Hope you thought about the question from last time: how do we take our X-Ray strategies into the 3rd dimension?
Here's my take:
The 3d steps can be seen as the 2d versions, swept out in various ways. For example, spin the individual rings (like a coin) to create a shell. Imagine slices pushed through a changing mold to make wedges. Lastly, imagine we spin the boards to make plates, like carving a wooden sphere with a lathe (video).
The tradeoffs are similar to the 2d versions:
An orange is an interesting hybrid: from the outside, it appears to be made from shells, growing over time. And inside, it forms a symmetric internal structure -- a better way to distribute seeds, right? We could analyze it both ways.
In the first lesson we had the vague notion the circle/sphere formulas were related:
Well, now we have an idea how:
Wow! These descriptions are pretty detailed. We know, intuitively, how to morph shapes into alternate versions by thinking "time-lapse this" or "X-Ray that". We can move backwards, from a sphere back to circumference, or try different strategies: maybe we want to split the circle into boards, not rings.

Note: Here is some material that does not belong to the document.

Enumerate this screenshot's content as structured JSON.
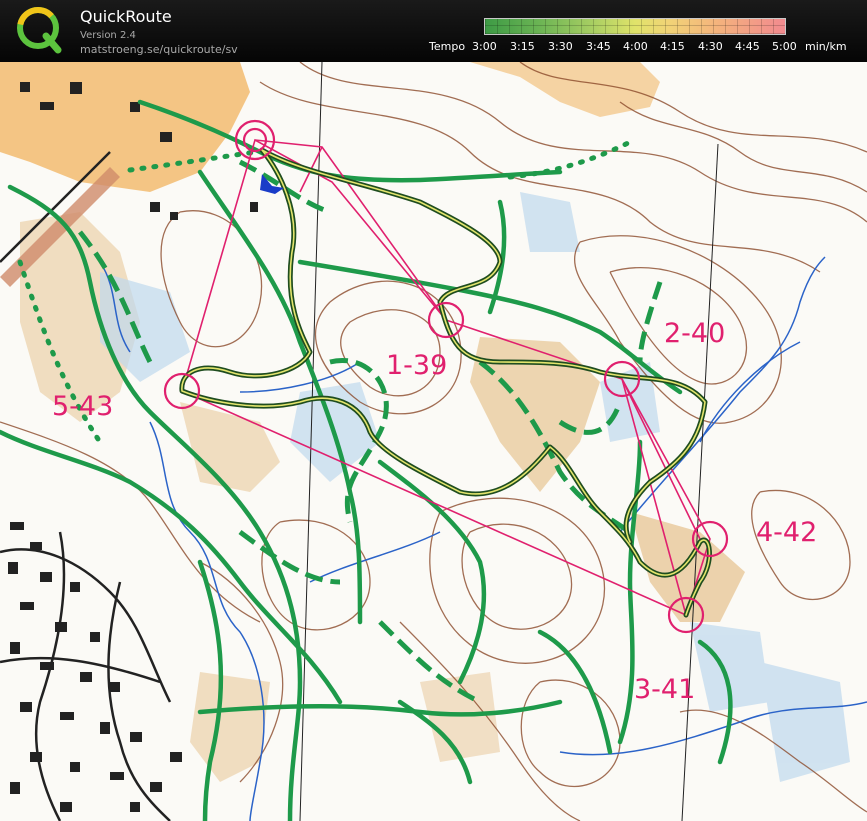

You might have noticed it's getting harder to explain your ideas. We're reaching for physical analogies (rings, boards, wedges) to explain our plans: "Ok, take that circular area, and try to make some discs out of it. Yeah, like that. Now line them up into the shape of a sphere…".
I love diagrams and analogies, but should they be required to explain an idea? Probably not.
Take a look how numbers developed. At first, we used very literal symbols for counting: I, II, III, and so on. Eventually, we realized a symbol like V could take the place of IIIII, and even better, that every digit could have its own symbol (we do keep our metaphorical history with the number 1).
This math abstraction helped in a few ways:
It's shorter. Isn't "2 + 3 = 5" better than "two added to three is equal to five"? Fun fact: In 1557, Robert Recorde invented the equals sign, written with two parallel lines (=), because “noe 2 thynges, can be moare equalle”. (I agrye!)
The rules do the work for us. With Roman numerals, we're essentially recreating numbers by hand (why should VIII take so much effort to write compared to I? Oh, because 8 is larger than 1? Not a good reason!). Decimals help us "do the work" of expressing numbers, and make them easy to manipulate. So far, we've been doing the work of calculus ourselves: cutting a circle into rings, realizing we can unroll them, looking up the equation for area and measuring the resulting triangle. Couldn't the rules help us here? You bet. We just need to figure them out.
We generalized our thinking. "2 + 3 = 5" is really "twoness + threeness = fiveness". It sounds weird, but we have an abstract quantity (not people, or money, or cows… just "twoness") and we see how it's related to other quantities. The rules of arithmetic are abstract, and it's our job to apply them to a specific scenario.
Multiplication started as a way to count groups and measure rectangular area. But when you write "$15/hour × 2.5 hours = $37.50" you probably aren't thinking of "groups" of hours or getting the area of a "wage-hour" rectangle. You're just applying arithmetic to the concepts.
In the upcoming lessons we'll learn the official language to help us communicate our ideas and work out the rules ourselves. And once we've internalized the rules of calculus, we can explore patterns, whether they came from geometric shapes, business plans, or scientific theories.
1) What's your grandma-friendly version of the above?
2) Any aha moments or areas to clarify?